Data extracted from a collection
=-=-=-=-=

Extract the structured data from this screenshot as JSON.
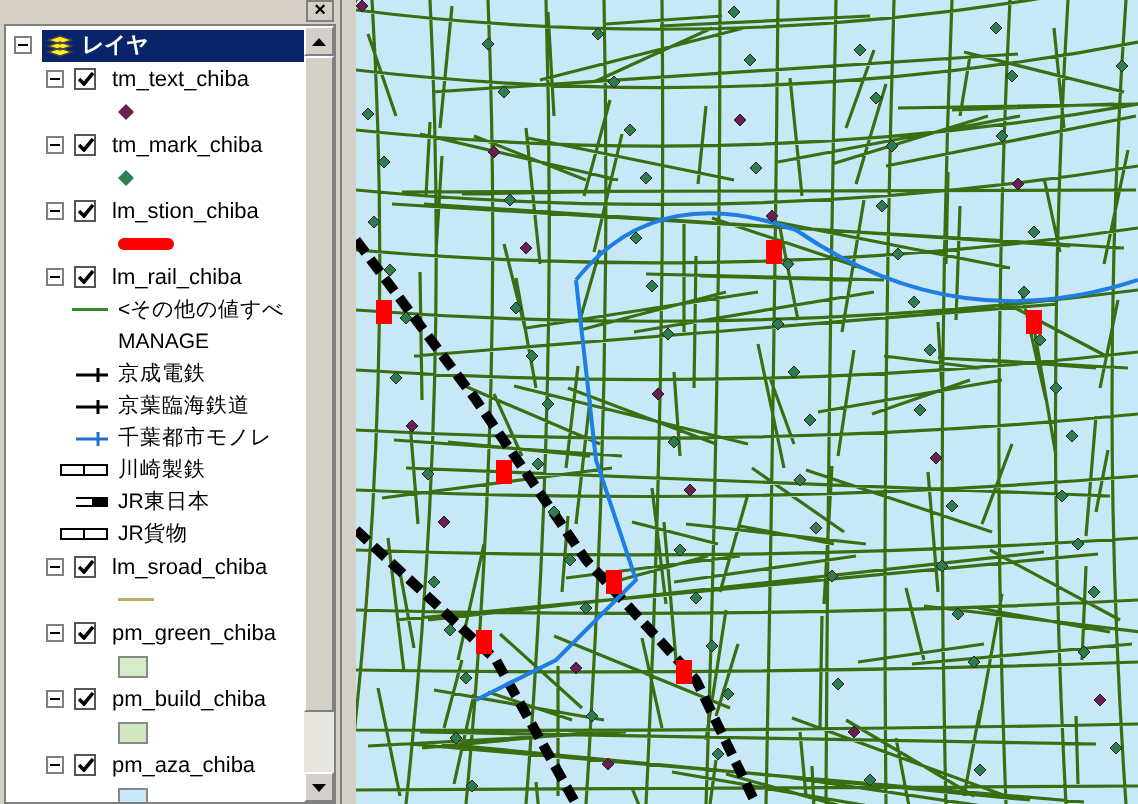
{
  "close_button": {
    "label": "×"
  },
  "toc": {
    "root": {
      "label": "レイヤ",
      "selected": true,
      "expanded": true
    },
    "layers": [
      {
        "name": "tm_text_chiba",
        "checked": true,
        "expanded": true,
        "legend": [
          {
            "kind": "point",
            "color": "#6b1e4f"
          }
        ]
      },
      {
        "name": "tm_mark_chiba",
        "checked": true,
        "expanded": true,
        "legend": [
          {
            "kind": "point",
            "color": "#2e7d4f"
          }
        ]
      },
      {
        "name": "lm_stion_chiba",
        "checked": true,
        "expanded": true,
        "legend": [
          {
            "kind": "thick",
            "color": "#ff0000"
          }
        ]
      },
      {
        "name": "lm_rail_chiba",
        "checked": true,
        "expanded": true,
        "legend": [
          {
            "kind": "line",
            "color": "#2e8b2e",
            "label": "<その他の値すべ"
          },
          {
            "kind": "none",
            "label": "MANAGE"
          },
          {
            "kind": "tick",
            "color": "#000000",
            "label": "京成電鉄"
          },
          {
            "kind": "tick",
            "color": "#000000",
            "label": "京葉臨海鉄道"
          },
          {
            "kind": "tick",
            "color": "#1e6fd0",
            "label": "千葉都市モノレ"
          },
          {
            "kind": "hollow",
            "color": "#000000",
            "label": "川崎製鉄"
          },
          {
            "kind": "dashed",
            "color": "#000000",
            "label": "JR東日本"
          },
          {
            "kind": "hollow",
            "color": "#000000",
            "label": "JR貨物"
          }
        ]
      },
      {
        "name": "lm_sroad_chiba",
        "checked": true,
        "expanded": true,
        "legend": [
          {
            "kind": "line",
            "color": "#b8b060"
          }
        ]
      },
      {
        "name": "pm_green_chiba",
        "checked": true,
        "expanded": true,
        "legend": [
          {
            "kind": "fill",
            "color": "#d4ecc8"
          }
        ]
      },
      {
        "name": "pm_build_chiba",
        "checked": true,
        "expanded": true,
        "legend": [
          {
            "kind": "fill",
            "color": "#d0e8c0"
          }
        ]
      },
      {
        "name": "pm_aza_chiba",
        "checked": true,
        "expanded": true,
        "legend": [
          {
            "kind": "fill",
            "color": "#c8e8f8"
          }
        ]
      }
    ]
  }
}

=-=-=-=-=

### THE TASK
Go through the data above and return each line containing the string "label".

### REPLY TO THE TASK
    "label": "×"
      "label": "レイヤ",
            "label": "<その他の値すべ"
            "label": "MANAGE"
            "label": "京成電鉄"
            "label": "京葉臨海鉄道"
            "label": "千葉都市モノレ"
            "label": "川崎製鉄"
            "label": "JR東日本"
            "label": "JR貨物"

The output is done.